Exercise objective - Which lines below include "nick"? Copy them all.

(Web page and app entries)
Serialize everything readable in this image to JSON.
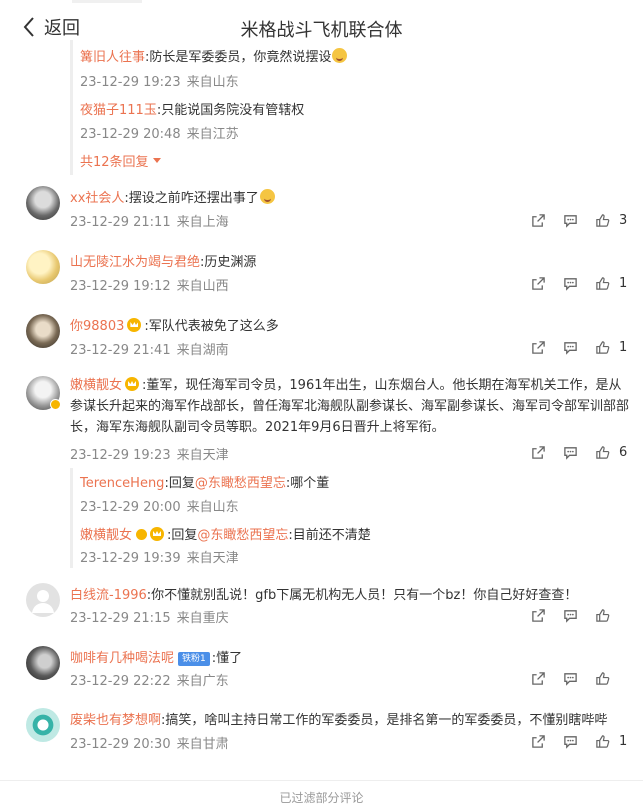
{
  "header": {
    "back_label": "返回",
    "title": "米格战斗飞机联合体"
  },
  "thread1": {
    "replies": [
      {
        "nick": "篝旧人往事",
        "text": ":防长是军委委员，你竟然说摆设",
        "date": "23-12-29 19:23",
        "loc": "来自山东"
      },
      {
        "nick": "夜猫子111玉",
        "text": ":只能说国务院没有管辖权",
        "date": "23-12-29 20:48",
        "loc": "来自江苏"
      }
    ],
    "more_label": "共12条回复"
  },
  "comments": [
    {
      "nick": "xx社会人",
      "text": ":摆设之前咋还摆出事了",
      "date": "23-12-29 21:11",
      "loc": "来自上海",
      "likes": "3"
    },
    {
      "nick": "山无陵江水为竭与君绝",
      "text": ":历史渊源",
      "date": "23-12-29 19:12",
      "loc": "来自山西",
      "likes": "1"
    },
    {
      "nick": "你98803",
      "text": ":军队代表被免了这么多",
      "date": "23-12-29 21:41",
      "loc": "来自湖南",
      "likes": "1"
    },
    {
      "nick": "嫩横靓女",
      "text": ":董军，现任海军司令员，1961年出生，山东烟台人。他长期在海军机关工作，是从参谋长升起来的海军作战部长，曾任海军北海舰队副参谋长、海军副参谋长、海军司令部军训部部长，海军东海舰队副司令员等职。2021年9月6日晋升上将军衔。",
      "date": "23-12-29 19:23",
      "loc": "来自天津",
      "likes": "6"
    },
    {
      "nick": "白线流-1996",
      "text": ":你不懂就别乱说！gfb下属无机构无人员！只有一个bz！你自己好好查查！",
      "date": "23-12-29 21:15",
      "loc": "来自重庆",
      "likes": ""
    },
    {
      "nick": "咖啡有几种喝法呢",
      "badge": "铁粉1",
      "text": ":懂了",
      "date": "23-12-29 22:22",
      "loc": "来自广东",
      "likes": ""
    },
    {
      "nick": "废柴也有梦想啊",
      "text": ":搞笑，啥叫主持日常工作的军委委员，是排名第一的军委委员，不懂别瞎哔哔",
      "date": "23-12-29 20:30",
      "loc": "来自甘肃",
      "likes": "1"
    }
  ],
  "thread4": {
    "replies": [
      {
        "nick": "TerenceHeng",
        "reply_prefix": ":回复",
        "mention": "@东瞰愁西望忘",
        "text": ":哪个董",
        "date": "23-12-29 20:00",
        "loc": "来自山东"
      },
      {
        "nick": "嫩横靓女",
        "reply_prefix": ":回复",
        "mention": "@东瞰愁西望忘",
        "text": ":目前还不清楚",
        "date": "23-12-29 19:39",
        "loc": "来自天津"
      }
    ]
  },
  "footer": {
    "text": "已过滤部分评论"
  },
  "colors": {
    "accent": "#eb7350",
    "meta": "#888888",
    "badge_blue": "#4b8fe8"
  }
}
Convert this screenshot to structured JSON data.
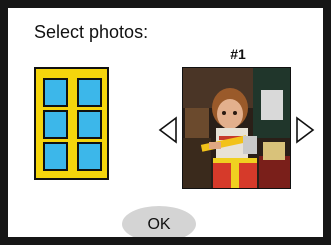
{
  "dialog": {
    "title": "Select photos:",
    "photo_counter": "#1",
    "ok_label": "OK",
    "layout_icon": "six-up-photo-layout-icon",
    "prev_icon": "triangle-left-outline-icon",
    "next_icon": "triangle-right-outline-icon",
    "layout_count": 6
  },
  "colors": {
    "frame": "#161616",
    "layout_fill": "#f5d50c",
    "cell_fill": "#3cb7ea",
    "button": "#d4d4d4"
  }
}
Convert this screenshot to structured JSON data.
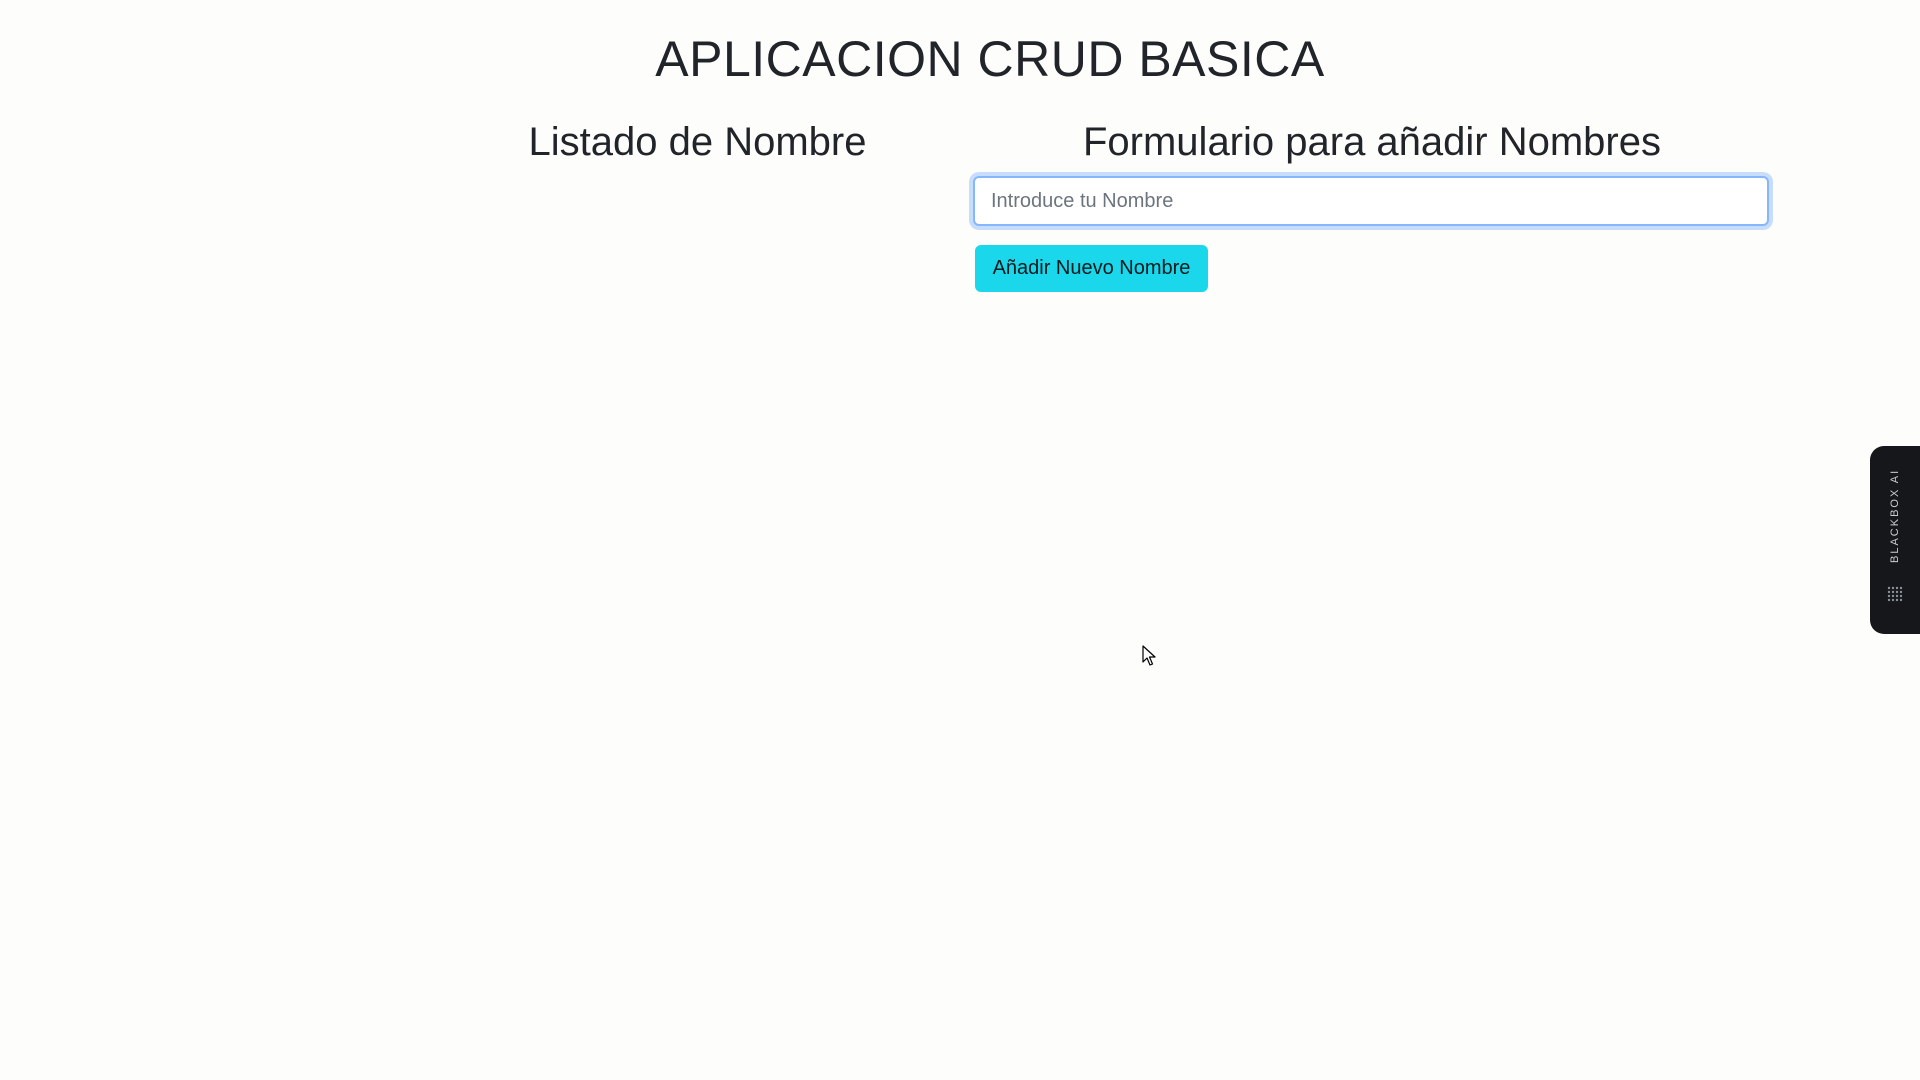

Answer to this problem -
        "nick": "篝旧人往事",
        "nick": "夜猫子111玉",
      "nick": "xx社会人",
      "nick": "山无陵江水为竭与君绝",
      "nick": "你98803",
      "nick": "嫩横靓女",
      "nick": "白线流-1996",
      "nick": "咖啡有几种喝法呢",
      "nick": "废柴也有梦想啊",
        "nick": "TerenceHeng",
        "nick": "嫩横靓女",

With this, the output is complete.